Henry: Ah, so it’s gonna’ be one of THOSE interviews. How about
“Sarcasm: the last refuge of modest and chaste-souled people when the privacy of their soul is coarsely and intrusively invaded.” – Fyodor Dostoevsky
Do you have any strange rituals that you observe when you write?
I generally put on a favorite movie of mine as background noise. Something like Scott Pilgrim vs. the World, one of the 8 Harry Potter films, or The Perks of Being a Wallflower. Music doesn’t really work when I’m writing, because I need to pay attention to the meter of words and a song’s rhythm just gets in the way.
If you could have one superpower, what would it be?
Photographic memory. Is that a superpower?
Henry: Absolutely eidetic memory is a superpower, and a fine choice at that. No more having to look up what T-Rex’s eat, or cracking open that rhyming dictionary.
If you could have three authors over for dinner, who would it be?
Marcus Samuelson because maybe he’d offer to help make dinner.
Michael Ian Black because he consistently makes me laugh.
JK Rowling because she’s pretty much awesome.
Henry: Our audience may be interested to learn that in addition to being a comedian and TV actor, Michael Ian Black also wrote several picture books, including NAKED, illustrated by Debbie Ridpath Ohi.
I didn’t recognize the name Marcus Samuelson until I saw his photo on Wikipedia, which also helpfully tells us that Marcus ‘Joar’ Samuelsson (born Kassahun ‘Joar’ Tsegie) is an Ethiopian-born, Swedish-raised chef and restaurateur. Let that sink in for a moment… Swedish… chef. *swoons*

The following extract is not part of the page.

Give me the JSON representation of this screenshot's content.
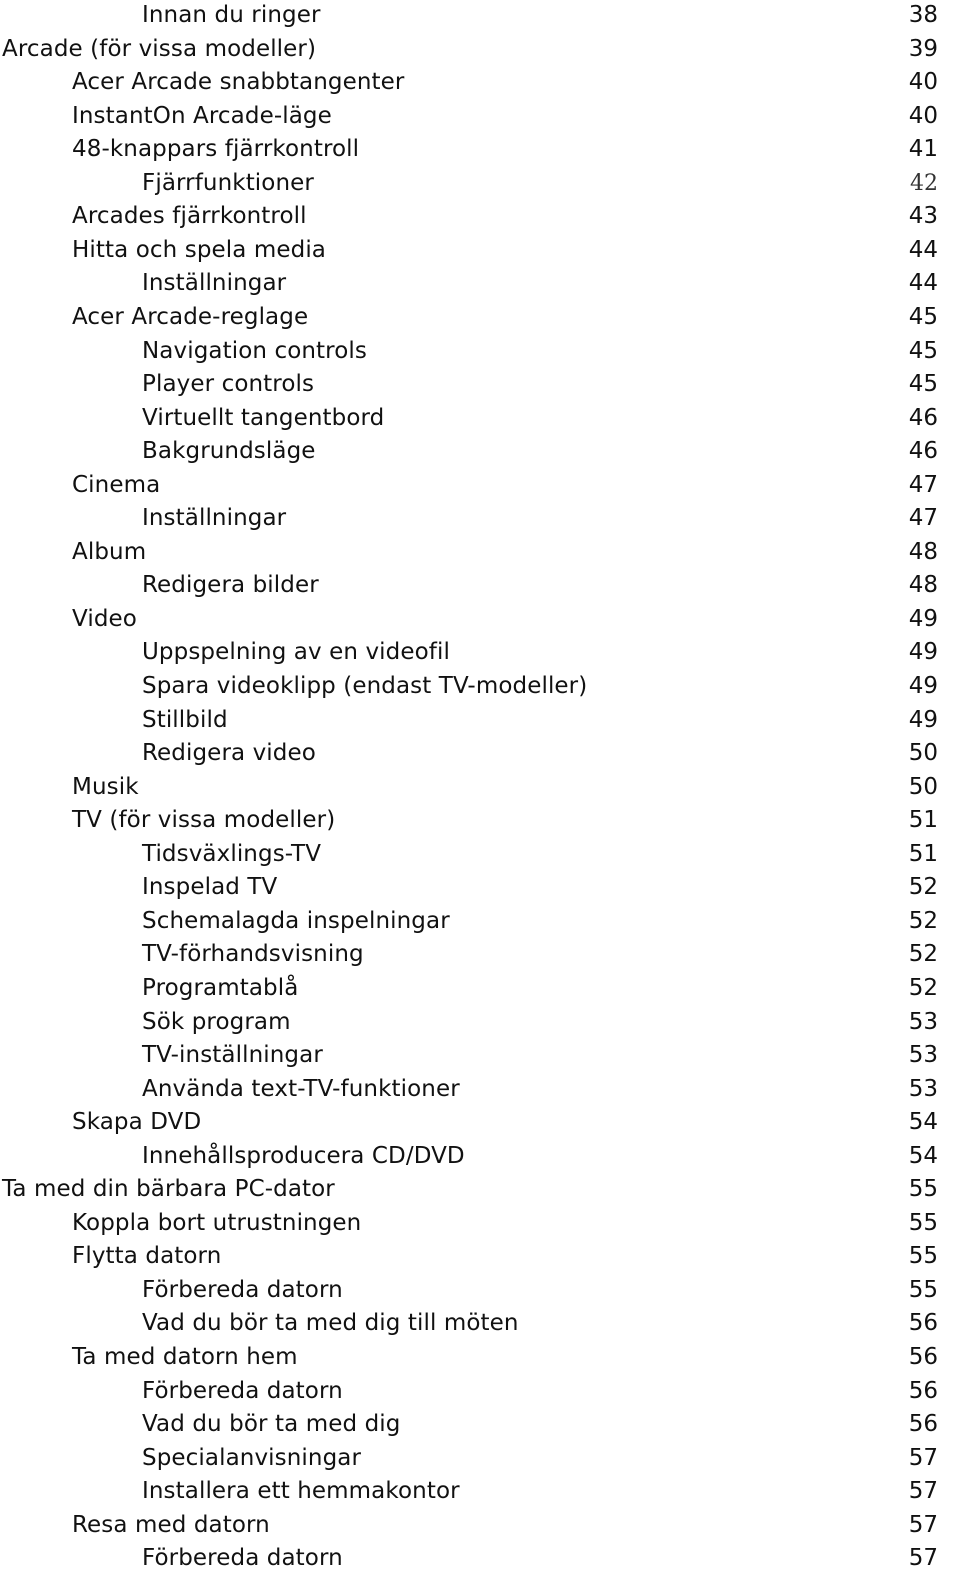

What is your favorite creature that exists only in literature?
Oompa Loompas. They sing, they seem pretty helpful, and they usually come with candy.
Henry: A good choice, particularly since you met some at Mo Willem’s house.
What do you like to do when you’re not writing?
Read with my kids, tweet with authors and educators, watch dumb comedies, apologize for annoying my wife (sorry, honey – I love you!), and sleep.
Henry: Husbands are genetically wired to annoy their wives and embarrass their kids. It’s what we do. *drops mic*
Where can readers find your work?
LADY PANCAKE & SIR FRENCH TOAST is available in bookstores and online. You can find out more information about me at and my writing at http://www.joshfunkbooks.com and on twitter at @joshfunkbooks.
Henry: Thanks for spending time with us, Josh. I can’t wait to see PIRASAURS! This interview is also posted on the San Diego Children’s Books Examiner.